#### [AIM OF THE EXERCISE]
Quote the records below in full, exactly as given, with the images taken out.

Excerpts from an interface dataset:

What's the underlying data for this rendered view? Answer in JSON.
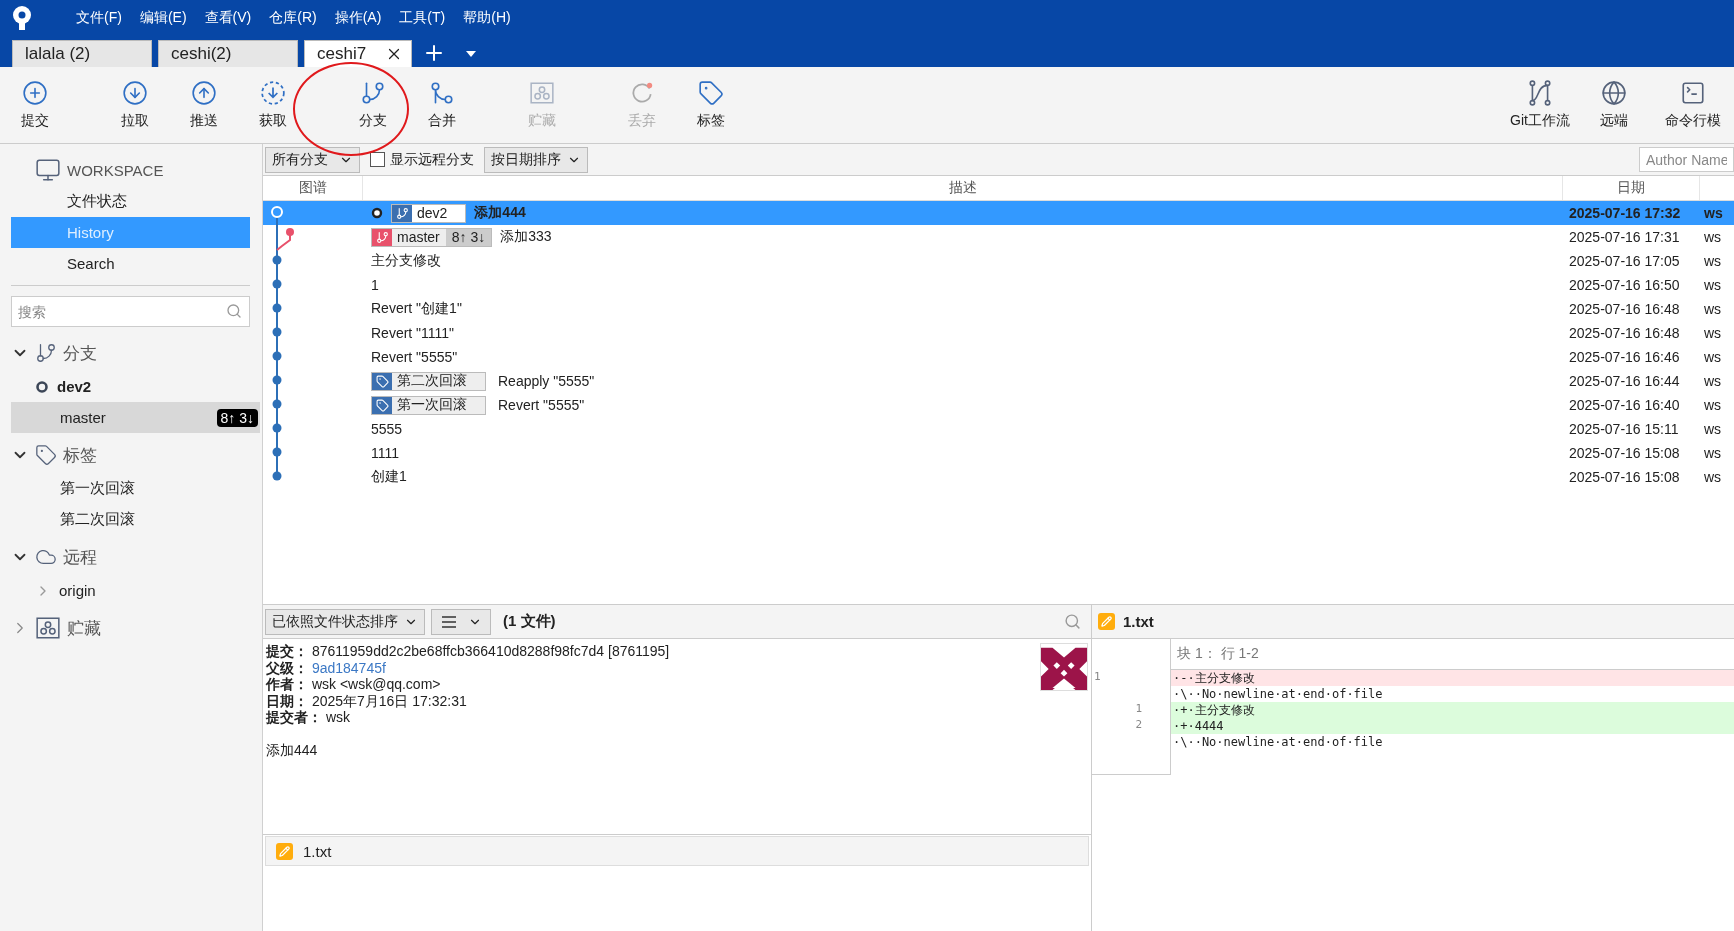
{
  "menu": [
    "文件(F)",
    "编辑(E)",
    "查看(V)",
    "仓库(R)",
    "操作(A)",
    "工具(T)",
    "帮助(H)"
  ],
  "tabs": [
    {
      "label": "lalala (2)",
      "selected": false,
      "closable": false
    },
    {
      "label": "ceshi(2)",
      "selected": false,
      "closable": false
    },
    {
      "label": "ceshi7",
      "selected": true,
      "closable": true
    }
  ],
  "toolbar": {
    "left": [
      {
        "label": "提交",
        "disabled": false
      },
      {
        "label": "拉取",
        "disabled": false
      },
      {
        "label": "推送",
        "disabled": false
      },
      {
        "label": "获取",
        "disabled": false
      },
      {
        "label": "分支",
        "disabled": false
      },
      {
        "label": "合并",
        "disabled": false
      },
      {
        "label": "贮藏",
        "disabled": true
      },
      {
        "label": "丢弃",
        "disabled": true
      },
      {
        "label": "标签",
        "disabled": false
      }
    ],
    "right": [
      {
        "label": "Git工作流",
        "disabled": false
      },
      {
        "label": "远端",
        "disabled": false
      },
      {
        "label": "命令行模",
        "disabled": false
      }
    ]
  },
  "sidebar": {
    "workspace": {
      "title": "WORKSPACE",
      "items": [
        {
          "label": "文件状态",
          "selected": false
        },
        {
          "label": "History",
          "selected": true
        },
        {
          "label": "Search",
          "selected": false
        }
      ]
    },
    "search": {
      "placeholder": "搜索"
    },
    "sections": [
      {
        "title": "分支",
        "expanded": true,
        "children": [
          {
            "label": "dev2",
            "current": true,
            "selected": false
          },
          {
            "label": "master",
            "current": false,
            "selected": true,
            "badge": "8↑ 3↓"
          }
        ]
      },
      {
        "title": "标签",
        "expanded": true,
        "children": [
          {
            "label": "第一次回滚"
          },
          {
            "label": "第二次回滚"
          }
        ]
      },
      {
        "title": "远程",
        "expanded": true,
        "children": [
          {
            "label": "origin",
            "expanded": false
          }
        ]
      },
      {
        "title": "贮藏",
        "expanded": false
      }
    ]
  },
  "filter": {
    "branches": "所有分支",
    "show_remote": {
      "label": "显示远程分支",
      "checked": false
    },
    "sort": "按日期排序",
    "author": {
      "placeholder": "Author Name"
    }
  },
  "commits": {
    "columns": [
      "图谱",
      "描述",
      "日期"
    ],
    "rows": [
      {
        "selected": true,
        "refs": [
          {
            "kind": "branch",
            "name": "dev2",
            "current": true
          }
        ],
        "description": "添加444",
        "date": "2025-07-16 17:32",
        "column_4": "ws"
      },
      {
        "selected": false,
        "refs": [
          {
            "kind": "branch",
            "name": "master",
            "current": false,
            "ahead_behind": "8↑ 3↓"
          }
        ],
        "description": "添加333",
        "date": "2025-07-16 17:31",
        "column_4": "ws"
      },
      {
        "selected": false,
        "refs": [],
        "description": "主分支修改",
        "date": "2025-07-16 17:05",
        "column_4": "ws"
      },
      {
        "selected": false,
        "refs": [],
        "description": "1",
        "date": "2025-07-16 16:50",
        "column_4": "ws"
      },
      {
        "selected": false,
        "refs": [],
        "description": "Revert \"创建1\"",
        "date": "2025-07-16 16:48",
        "column_4": "ws"
      },
      {
        "selected": false,
        "refs": [],
        "description": "Revert \"1111\"",
        "date": "2025-07-16 16:48",
        "column_4": "ws"
      },
      {
        "selected": false,
        "refs": [],
        "description": "Revert \"5555\"",
        "date": "2025-07-16 16:46",
        "column_4": "ws"
      },
      {
        "selected": false,
        "refs": [
          {
            "kind": "tag",
            "name": "第二次回滚"
          }
        ],
        "description": "Reapply \"5555\"",
        "date": "2025-07-16 16:44",
        "column_4": "ws"
      },
      {
        "selected": false,
        "refs": [
          {
            "kind": "tag",
            "name": "第一次回滚"
          }
        ],
        "description": "Revert \"5555\"",
        "date": "2025-07-16 16:40",
        "column_4": "ws"
      },
      {
        "selected": false,
        "refs": [],
        "description": "5555",
        "date": "2025-07-16 15:11",
        "column_4": "ws"
      },
      {
        "selected": false,
        "refs": [],
        "description": "1111",
        "date": "2025-07-16 15:08",
        "column_4": "ws"
      },
      {
        "selected": false,
        "refs": [],
        "description": "创建1",
        "date": "2025-07-16 15:08",
        "column_4": "ws"
      }
    ]
  },
  "file_toolbar": {
    "sort": "已依照文件状态排序",
    "count": "(1 文件)"
  },
  "details": [
    {
      "label": "提交：",
      "value": "87611959dd2c2be68ffcb366410d8288f98fc7d4 [8761195]",
      "link": false
    },
    {
      "label": "父级：",
      "value": "9ad184745f",
      "link": true
    },
    {
      "label": "作者：",
      "value": "wsk <wsk@qq.com>",
      "link": false
    },
    {
      "label": "日期：",
      "value": "2025年7月16日 17:32:31",
      "link": false
    },
    {
      "label": "提交者：",
      "value": "wsk",
      "link": false
    }
  ],
  "message": "添加444",
  "files": [
    {
      "name": "1.txt"
    }
  ],
  "diff": {
    "file": "1.txt",
    "hunk": "块 1： 行 1-2",
    "lines": [
      {
        "kind": "removed",
        "old": "1",
        "text": "·-·主分支修改"
      },
      {
        "kind": "context",
        "text": "·\\··No·newline·at·end·of·file"
      },
      {
        "kind": "added",
        "new": "1",
        "text": "·+·主分支修改"
      },
      {
        "kind": "added",
        "new": "2",
        "text": "·+·4444"
      },
      {
        "kind": "context",
        "text": "·\\··No·newline·at·end·of·file"
      }
    ]
  }
}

#### [ANSWER SECTION]
What's the underlying data for this rendered view? Answer in JSON.
{
  "menu": [
    "文件(F)",
    "编辑(E)",
    "查看(V)",
    "仓库(R)",
    "操作(A)",
    "工具(T)",
    "帮助(H)"
  ],
  "tabs": [
    {
      "label": "lalala (2)",
      "selected": false,
      "closable": false
    },
    {
      "label": "ceshi(2)",
      "selected": false,
      "closable": false
    },
    {
      "label": "ceshi7",
      "selected": true,
      "closable": true
    }
  ],
  "toolbar": {
    "left": [
      {
        "label": "提交",
        "disabled": false
      },
      {
        "label": "拉取",
        "disabled": false
      },
      {
        "label": "推送",
        "disabled": false
      },
      {
        "label": "获取",
        "disabled": false
      },
      {
        "label": "分支",
        "disabled": false
      },
      {
        "label": "合并",
        "disabled": false
      },
      {
        "label": "贮藏",
        "disabled": true
      },
      {
        "label": "丢弃",
        "disabled": true
      },
      {
        "label": "标签",
        "disabled": false
      }
    ],
    "right": [
      {
        "label": "Git工作流",
        "disabled": false
      },
      {
        "label": "远端",
        "disabled": false
      },
      {
        "label": "命令行模",
        "disabled": false
      }
    ]
  },
  "sidebar": {
    "workspace": {
      "title": "WORKSPACE",
      "items": [
        {
          "label": "文件状态",
          "selected": false
        },
        {
          "label": "History",
          "selected": true
        },
        {
          "label": "Search",
          "selected": false
        }
      ]
    },
    "search": {
      "placeholder": "搜索"
    },
    "sections": [
      {
        "title": "分支",
        "expanded": true,
        "children": [
          {
            "label": "dev2",
            "current": true,
            "selected": false
          },
          {
            "label": "master",
            "current": false,
            "selected": true,
            "badge": "8↑ 3↓"
          }
        ]
      },
      {
        "title": "标签",
        "expanded": true,
        "children": [
          {
            "label": "第一次回滚"
          },
          {
            "label": "第二次回滚"
          }
        ]
      },
      {
        "title": "远程",
        "expanded": true,
        "children": [
          {
            "label": "origin",
            "expanded": false
          }
        ]
      },
      {
        "title": "贮藏",
        "expanded": false
      }
    ]
  },
  "filter": {
    "branches": "所有分支",
    "show_remote": {
      "label": "显示远程分支",
      "checked": false
    },
    "sort": "按日期排序",
    "author": {
      "placeholder": "Author Name"
    }
  },
  "commits": {
    "columns": [
      "图谱",
      "描述",
      "日期"
    ],
    "rows": [
      {
        "selected": true,
        "refs": [
          {
            "kind": "branch",
            "name": "dev2",
            "current": true
          }
        ],
        "description": "添加444",
        "date": "2025-07-16 17:32",
        "column_4": "ws"
      },
      {
        "selected": false,
        "refs": [
          {
            "kind": "branch",
            "name": "master",
            "current": false,
            "ahead_behind": "8↑ 3↓"
          }
        ],
        "description": "添加333",
        "date": "2025-07-16 17:31",
        "column_4": "ws"
      },
      {
        "selected": false,
        "refs": [],
        "description": "主分支修改",
        "date": "2025-07-16 17:05",
        "column_4": "ws"
      },
      {
        "selected": false,
        "refs": [],
        "description": "1",
        "date": "2025-07-16 16:50",
        "column_4": "ws"
      },
      {
        "selected": false,
        "refs": [],
        "description": "Revert \"创建1\"",
        "date": "2025-07-16 16:48",
        "column_4": "ws"
      },
      {
        "selected": false,
        "refs": [],
        "description": "Revert \"1111\"",
        "date": "2025-07-16 16:48",
        "column_4": "ws"
      },
      {
        "selected": false,
        "refs": [],
        "description": "Revert \"5555\"",
        "date": "2025-07-16 16:46",
        "column_4": "ws"
      },
      {
        "selected": false,
        "refs": [
          {
            "kind": "tag",
            "name": "第二次回滚"
          }
        ],
        "description": "Reapply \"5555\"",
        "date": "2025-07-16 16:44",
        "column_4": "ws"
      },
      {
        "selected": false,
        "refs": [
          {
            "kind": "tag",
            "name": "第一次回滚"
          }
        ],
        "description": "Revert \"5555\"",
        "date": "2025-07-16 16:40",
        "column_4": "ws"
      },
      {
        "selected": false,
        "refs": [],
        "description": "5555",
        "date": "2025-07-16 15:11",
        "column_4": "ws"
      },
      {
        "selected": false,
        "refs": [],
        "description": "1111",
        "date": "2025-07-16 15:08",
        "column_4": "ws"
      },
      {
        "selected": false,
        "refs": [],
        "description": "创建1",
        "date": "2025-07-16 15:08",
        "column_4": "ws"
      }
    ]
  },
  "file_toolbar": {
    "sort": "已依照文件状态排序",
    "count": "(1 文件)"
  },
  "details": [
    {
      "label": "提交：",
      "value": "87611959dd2c2be68ffcb366410d8288f98fc7d4 [8761195]",
      "link": false
    },
    {
      "label": "父级：",
      "value": "9ad184745f",
      "link": true
    },
    {
      "label": "作者：",
      "value": "wsk <wsk@qq.com>",
      "link": false
    },
    {
      "label": "日期：",
      "value": "2025年7月16日 17:32:31",
      "link": false
    },
    {
      "label": "提交者：",
      "value": "wsk",
      "link": false
    }
  ],
  "message": "添加444",
  "files": [
    {
      "name": "1.txt"
    }
  ],
  "diff": {
    "file": "1.txt",
    "hunk": "块 1： 行 1-2",
    "lines": [
      {
        "kind": "removed",
        "old": "1",
        "text": "·-·主分支修改"
      },
      {
        "kind": "context",
        "text": "·\\··No·newline·at·end·of·file"
      },
      {
        "kind": "added",
        "new": "1",
        "text": "·+·主分支修改"
      },
      {
        "kind": "added",
        "new": "2",
        "text": "·+·4444"
      },
      {
        "kind": "context",
        "text": "·\\··No·newline·at·end·of·file"
      }
    ]
  }
}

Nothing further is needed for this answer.